Find every line in the records below that contains "Dannet", and copy it.

[MATERIAL PROVIDED — start]

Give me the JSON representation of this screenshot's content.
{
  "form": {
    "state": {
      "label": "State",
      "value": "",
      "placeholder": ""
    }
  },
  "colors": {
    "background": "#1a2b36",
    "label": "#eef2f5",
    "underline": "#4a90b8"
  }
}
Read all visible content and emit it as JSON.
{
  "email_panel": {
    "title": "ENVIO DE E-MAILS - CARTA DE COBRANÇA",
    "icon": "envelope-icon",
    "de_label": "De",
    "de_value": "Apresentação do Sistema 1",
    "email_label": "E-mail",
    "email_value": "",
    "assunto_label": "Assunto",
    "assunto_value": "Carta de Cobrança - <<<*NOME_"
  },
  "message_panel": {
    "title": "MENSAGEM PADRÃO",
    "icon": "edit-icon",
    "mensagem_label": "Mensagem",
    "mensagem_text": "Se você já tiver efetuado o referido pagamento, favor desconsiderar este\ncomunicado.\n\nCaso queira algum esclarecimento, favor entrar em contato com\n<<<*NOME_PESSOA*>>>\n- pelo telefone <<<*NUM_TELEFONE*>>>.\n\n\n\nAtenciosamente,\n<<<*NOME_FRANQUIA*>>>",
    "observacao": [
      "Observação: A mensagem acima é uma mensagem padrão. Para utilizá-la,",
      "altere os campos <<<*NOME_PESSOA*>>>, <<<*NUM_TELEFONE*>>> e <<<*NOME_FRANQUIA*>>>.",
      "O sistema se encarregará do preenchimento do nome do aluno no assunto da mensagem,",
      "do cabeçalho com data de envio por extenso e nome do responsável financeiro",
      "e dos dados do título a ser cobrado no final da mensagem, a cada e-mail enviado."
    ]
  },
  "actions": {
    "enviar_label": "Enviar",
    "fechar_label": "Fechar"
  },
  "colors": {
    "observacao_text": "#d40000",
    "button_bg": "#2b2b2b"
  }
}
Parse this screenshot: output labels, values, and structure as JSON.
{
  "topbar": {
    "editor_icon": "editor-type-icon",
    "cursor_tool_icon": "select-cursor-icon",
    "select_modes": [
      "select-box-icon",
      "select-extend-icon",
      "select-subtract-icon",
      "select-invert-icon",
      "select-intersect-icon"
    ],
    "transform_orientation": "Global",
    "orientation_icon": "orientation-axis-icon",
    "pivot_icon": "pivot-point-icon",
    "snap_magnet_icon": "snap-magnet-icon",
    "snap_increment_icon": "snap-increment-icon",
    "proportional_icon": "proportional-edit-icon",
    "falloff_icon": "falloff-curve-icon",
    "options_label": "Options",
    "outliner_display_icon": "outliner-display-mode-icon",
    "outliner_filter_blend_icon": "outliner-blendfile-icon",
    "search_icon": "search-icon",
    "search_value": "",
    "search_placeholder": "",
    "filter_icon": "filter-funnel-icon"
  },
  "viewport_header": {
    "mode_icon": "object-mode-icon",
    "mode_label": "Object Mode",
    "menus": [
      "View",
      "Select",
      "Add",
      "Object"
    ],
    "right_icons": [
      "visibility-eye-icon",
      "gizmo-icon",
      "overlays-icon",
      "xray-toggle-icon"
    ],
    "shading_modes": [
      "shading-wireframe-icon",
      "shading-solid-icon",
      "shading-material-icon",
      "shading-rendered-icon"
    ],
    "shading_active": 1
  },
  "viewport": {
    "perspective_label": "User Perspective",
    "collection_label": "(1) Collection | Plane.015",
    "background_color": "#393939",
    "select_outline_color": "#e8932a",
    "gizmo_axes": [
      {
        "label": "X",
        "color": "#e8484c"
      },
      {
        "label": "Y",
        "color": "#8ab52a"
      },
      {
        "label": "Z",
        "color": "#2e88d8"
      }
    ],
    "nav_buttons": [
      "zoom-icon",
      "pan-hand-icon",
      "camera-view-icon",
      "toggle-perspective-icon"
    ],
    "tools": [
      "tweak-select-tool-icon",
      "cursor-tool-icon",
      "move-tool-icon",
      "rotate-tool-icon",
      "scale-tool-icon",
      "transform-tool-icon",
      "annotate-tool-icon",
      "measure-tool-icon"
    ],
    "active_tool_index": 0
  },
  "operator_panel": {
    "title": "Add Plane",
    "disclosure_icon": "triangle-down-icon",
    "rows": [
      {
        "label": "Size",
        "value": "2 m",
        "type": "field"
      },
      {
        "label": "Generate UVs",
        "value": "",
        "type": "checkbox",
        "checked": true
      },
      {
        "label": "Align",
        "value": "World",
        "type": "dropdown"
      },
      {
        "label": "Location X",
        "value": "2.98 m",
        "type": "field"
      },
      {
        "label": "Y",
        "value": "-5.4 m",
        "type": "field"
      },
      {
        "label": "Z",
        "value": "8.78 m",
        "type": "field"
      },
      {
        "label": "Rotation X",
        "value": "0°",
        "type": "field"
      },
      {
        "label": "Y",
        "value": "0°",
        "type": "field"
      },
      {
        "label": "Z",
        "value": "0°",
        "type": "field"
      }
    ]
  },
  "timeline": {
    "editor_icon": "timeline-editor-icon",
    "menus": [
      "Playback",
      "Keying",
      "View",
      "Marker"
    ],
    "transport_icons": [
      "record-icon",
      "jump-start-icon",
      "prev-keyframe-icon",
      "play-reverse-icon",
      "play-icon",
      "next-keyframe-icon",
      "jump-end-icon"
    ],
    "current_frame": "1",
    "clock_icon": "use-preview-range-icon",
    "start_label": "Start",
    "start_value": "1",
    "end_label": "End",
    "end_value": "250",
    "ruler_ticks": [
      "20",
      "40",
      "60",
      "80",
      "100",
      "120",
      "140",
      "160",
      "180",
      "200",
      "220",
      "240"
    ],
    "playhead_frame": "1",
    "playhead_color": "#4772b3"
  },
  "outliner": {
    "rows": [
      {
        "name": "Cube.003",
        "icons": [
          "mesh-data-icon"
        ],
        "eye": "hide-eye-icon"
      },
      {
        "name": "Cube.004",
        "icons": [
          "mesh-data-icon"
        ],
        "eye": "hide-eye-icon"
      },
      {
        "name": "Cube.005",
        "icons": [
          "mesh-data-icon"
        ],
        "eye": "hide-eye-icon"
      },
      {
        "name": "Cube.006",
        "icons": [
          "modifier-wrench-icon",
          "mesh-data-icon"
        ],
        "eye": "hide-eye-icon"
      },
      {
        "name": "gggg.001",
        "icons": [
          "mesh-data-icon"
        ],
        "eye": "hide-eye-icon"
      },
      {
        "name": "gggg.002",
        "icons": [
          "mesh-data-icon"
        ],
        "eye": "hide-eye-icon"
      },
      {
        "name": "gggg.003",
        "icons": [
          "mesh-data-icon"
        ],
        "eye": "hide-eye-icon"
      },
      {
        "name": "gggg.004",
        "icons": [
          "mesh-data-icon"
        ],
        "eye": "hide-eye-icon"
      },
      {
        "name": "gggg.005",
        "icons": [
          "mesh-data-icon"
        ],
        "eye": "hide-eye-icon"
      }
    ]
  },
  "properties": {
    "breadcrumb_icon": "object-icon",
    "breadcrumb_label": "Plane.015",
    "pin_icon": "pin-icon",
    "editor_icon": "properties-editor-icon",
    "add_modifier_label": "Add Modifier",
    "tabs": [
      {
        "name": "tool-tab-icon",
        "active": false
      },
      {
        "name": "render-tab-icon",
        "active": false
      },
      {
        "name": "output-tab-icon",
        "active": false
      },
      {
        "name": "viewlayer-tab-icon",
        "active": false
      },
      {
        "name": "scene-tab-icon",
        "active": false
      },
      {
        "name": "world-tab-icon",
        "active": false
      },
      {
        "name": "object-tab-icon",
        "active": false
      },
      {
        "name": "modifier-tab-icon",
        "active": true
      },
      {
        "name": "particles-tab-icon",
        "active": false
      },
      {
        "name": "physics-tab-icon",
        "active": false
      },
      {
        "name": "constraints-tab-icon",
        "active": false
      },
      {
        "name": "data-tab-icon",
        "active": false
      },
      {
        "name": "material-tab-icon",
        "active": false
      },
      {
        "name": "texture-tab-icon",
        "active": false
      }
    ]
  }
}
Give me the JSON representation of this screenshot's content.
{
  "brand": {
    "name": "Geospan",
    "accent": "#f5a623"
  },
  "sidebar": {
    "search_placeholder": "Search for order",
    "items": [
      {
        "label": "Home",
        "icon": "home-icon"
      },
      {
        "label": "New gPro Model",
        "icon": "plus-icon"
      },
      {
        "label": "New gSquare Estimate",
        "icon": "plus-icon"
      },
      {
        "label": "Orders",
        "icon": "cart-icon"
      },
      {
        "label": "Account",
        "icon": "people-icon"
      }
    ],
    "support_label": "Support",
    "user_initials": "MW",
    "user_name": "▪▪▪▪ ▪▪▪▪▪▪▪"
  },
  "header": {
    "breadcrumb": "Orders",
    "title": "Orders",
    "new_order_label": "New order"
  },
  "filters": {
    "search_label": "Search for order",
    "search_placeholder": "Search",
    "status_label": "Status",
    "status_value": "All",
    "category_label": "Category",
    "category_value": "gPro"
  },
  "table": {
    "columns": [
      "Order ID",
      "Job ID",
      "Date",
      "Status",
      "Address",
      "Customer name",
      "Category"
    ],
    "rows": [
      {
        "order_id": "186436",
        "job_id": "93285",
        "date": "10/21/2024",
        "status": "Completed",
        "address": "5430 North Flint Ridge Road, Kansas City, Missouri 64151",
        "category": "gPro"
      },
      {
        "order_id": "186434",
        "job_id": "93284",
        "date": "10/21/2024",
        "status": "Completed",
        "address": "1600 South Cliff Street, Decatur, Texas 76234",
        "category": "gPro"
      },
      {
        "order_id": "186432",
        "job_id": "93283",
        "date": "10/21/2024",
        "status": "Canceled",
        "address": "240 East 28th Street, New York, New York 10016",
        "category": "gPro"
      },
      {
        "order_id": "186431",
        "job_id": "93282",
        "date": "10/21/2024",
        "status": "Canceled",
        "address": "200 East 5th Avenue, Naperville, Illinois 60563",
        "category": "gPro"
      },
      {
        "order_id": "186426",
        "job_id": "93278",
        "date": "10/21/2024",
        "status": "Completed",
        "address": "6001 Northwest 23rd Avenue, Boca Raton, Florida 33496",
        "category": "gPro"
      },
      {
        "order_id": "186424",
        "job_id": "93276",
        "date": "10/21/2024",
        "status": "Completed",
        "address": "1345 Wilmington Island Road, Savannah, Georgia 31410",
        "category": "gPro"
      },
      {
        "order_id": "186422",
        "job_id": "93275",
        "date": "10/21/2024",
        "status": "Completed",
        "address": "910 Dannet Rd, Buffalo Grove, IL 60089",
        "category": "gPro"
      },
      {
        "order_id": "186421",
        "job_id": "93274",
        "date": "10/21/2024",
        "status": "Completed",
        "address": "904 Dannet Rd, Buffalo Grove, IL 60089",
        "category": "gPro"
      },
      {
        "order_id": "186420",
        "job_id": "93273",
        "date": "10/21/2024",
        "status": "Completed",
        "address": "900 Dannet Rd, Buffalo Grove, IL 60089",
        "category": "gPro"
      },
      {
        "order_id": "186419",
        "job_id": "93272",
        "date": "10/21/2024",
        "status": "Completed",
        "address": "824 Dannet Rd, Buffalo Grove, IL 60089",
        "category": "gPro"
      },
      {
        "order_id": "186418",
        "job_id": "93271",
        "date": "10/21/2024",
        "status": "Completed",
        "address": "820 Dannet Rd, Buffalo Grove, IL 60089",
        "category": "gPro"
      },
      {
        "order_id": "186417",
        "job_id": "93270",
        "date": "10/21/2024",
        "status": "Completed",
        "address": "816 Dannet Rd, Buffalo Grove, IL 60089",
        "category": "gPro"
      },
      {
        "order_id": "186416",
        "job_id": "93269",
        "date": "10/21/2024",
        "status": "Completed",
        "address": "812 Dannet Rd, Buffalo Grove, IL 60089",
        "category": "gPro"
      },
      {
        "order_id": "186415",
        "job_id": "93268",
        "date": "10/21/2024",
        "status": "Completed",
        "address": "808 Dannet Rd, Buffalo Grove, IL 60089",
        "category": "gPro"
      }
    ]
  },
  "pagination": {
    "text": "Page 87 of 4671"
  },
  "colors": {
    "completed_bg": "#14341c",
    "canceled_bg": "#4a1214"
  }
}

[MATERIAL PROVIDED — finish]

**REPLY:**
        "address": "910 Dannet Rd, Buffalo Grove, IL 60089",
        "address": "904 Dannet Rd, Buffalo Grove, IL 60089",
        "address": "900 Dannet Rd, Buffalo Grove, IL 60089",
        "address": "824 Dannet Rd, Buffalo Grove, IL 60089",
        "address": "820 Dannet Rd, Buffalo Grove, IL 60089",
        "address": "816 Dannet Rd, Buffalo Grove, IL 60089",
        "address": "812 Dannet Rd, Buffalo Grove, IL 60089",
        "address": "808 Dannet Rd, Buffalo Grove, IL 60089",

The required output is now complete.